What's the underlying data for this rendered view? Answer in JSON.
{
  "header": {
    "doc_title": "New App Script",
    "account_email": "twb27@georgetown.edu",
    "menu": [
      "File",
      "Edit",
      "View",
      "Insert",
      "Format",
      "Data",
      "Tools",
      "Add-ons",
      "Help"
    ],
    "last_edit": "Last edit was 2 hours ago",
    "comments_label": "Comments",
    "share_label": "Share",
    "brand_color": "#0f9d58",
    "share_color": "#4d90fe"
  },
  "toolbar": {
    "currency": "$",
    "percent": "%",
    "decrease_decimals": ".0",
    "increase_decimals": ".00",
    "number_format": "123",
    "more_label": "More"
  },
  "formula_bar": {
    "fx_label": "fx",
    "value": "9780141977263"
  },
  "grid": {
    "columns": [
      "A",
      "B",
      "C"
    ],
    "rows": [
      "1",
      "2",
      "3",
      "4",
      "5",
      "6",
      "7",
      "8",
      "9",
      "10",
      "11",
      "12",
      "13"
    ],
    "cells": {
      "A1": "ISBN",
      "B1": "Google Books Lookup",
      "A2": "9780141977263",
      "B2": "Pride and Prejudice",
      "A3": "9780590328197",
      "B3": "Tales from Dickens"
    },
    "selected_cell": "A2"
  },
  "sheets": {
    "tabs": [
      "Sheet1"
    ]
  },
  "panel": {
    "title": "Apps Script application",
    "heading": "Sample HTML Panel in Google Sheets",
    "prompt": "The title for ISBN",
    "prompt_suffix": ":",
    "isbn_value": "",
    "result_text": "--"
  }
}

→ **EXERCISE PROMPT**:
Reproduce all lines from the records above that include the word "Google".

→ **WRITTEN SOLUTION**:
      "B1": "Google Books Lookup",
    "heading": "Sample HTML Panel in Google Sheets",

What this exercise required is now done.